There are times when all three players have been caught short of breath on the football field. They tell their stories in an exclusive interview with AANMA in Allergy & Asthma Today magazine, due in mailboxes next week!

What? You don’t get Allergy & Asthma Today magazine? You must not be a member of Allergy & Asthma Network Mothers of Asthmatics! Joining is easy online (or by phone, 800.878.4403) and supports AANMA’s mission to eliminate asthma and allergy death and suffering through education, advocacy and outreach.

Once you join AANMA, you’ll never be alone. There’s tens of thousands of us dealing with asthma and allergies! You’ll get our e-mail news updates, notices of events and new services, The MA Report e-newsletter, and of course, Allergy & Asthma Today magazine for one year! You can pick up the phone and call Nurse Carol Jones or send her an e-mail. You can join the conversation on Facebook and Twitter.

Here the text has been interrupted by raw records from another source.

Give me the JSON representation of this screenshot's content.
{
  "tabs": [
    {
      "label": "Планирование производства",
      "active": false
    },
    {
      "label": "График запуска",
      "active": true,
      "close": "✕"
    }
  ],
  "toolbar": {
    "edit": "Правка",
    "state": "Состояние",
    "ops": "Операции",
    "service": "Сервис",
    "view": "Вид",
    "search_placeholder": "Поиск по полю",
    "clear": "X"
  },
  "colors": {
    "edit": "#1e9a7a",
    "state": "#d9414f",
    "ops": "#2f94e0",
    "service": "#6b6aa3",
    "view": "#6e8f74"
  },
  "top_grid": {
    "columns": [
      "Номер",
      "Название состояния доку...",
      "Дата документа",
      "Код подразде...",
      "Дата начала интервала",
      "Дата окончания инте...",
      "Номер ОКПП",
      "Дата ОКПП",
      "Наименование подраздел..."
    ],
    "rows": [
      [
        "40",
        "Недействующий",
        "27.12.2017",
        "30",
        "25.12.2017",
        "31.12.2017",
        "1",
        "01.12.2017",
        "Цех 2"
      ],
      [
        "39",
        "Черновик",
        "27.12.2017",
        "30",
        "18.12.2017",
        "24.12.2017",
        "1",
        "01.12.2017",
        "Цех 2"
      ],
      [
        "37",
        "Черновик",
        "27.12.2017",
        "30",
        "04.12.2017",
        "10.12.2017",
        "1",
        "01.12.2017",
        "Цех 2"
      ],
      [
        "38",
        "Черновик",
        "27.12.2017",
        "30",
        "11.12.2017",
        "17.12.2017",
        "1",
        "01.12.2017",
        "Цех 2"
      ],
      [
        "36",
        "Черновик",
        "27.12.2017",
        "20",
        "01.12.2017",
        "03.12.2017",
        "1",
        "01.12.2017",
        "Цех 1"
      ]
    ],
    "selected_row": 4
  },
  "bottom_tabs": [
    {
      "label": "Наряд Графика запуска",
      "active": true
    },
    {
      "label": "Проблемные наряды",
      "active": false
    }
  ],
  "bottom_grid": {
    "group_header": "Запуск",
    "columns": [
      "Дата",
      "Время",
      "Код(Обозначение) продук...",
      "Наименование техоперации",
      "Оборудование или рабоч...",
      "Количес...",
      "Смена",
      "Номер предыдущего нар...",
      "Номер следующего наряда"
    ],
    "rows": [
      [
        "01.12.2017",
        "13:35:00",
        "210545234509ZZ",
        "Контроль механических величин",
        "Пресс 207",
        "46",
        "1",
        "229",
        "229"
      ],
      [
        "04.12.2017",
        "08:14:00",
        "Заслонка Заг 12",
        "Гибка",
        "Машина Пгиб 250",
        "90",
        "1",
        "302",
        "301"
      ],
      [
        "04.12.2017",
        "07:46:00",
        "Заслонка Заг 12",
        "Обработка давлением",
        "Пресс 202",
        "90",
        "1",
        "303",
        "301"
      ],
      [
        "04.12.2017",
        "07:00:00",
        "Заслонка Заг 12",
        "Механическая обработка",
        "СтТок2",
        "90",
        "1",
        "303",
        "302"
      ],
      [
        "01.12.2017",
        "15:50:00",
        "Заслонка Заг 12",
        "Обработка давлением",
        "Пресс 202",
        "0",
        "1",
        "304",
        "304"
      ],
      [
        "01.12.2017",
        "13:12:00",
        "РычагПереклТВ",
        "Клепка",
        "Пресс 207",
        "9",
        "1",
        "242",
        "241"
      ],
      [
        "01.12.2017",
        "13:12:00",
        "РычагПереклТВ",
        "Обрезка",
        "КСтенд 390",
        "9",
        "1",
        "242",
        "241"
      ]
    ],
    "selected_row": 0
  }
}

Don’t waste another moment. Join AANMA today! And as soon as you get the fall Allergy & Asthma Today in the mail, open it to page , and read "Get Tough on Asthma." Once you're finished, make three copies. Give one to the local high school or college football coach. Give another to the school nurse and the third to the principle at your child’s school.

Now, where did I put those Washington Redskins M&M’s?

Would you like to meet Chris, Anthony and Adam? Here’s your chance:

Chris Draft has teamed up with Allergy & Asthma Network Mothers of Asthmatics to invite kids with asthma (and their families) to visit Redskins Park this Wednesday or Thursday morning, August 18 and 19, and find out how the pros Tackle Asthma!

To sign up, contact AANMA before 4 p.m.Tuesday, August 17. Space is limited; selected families will be notified by 6 p.m. Tuesday.

Send your name, address, phone number and how many family members will be with you to or call 800.878.4403 (8 a.m.-4 p.m. ET).
Visitors will be invited to watch the Redskins practice from the VIP tent, then talk afterward with Chris Draft and teammates Anthony Armstrong (wide receiver) and Adam Carriker (defensive end), who also have asthma.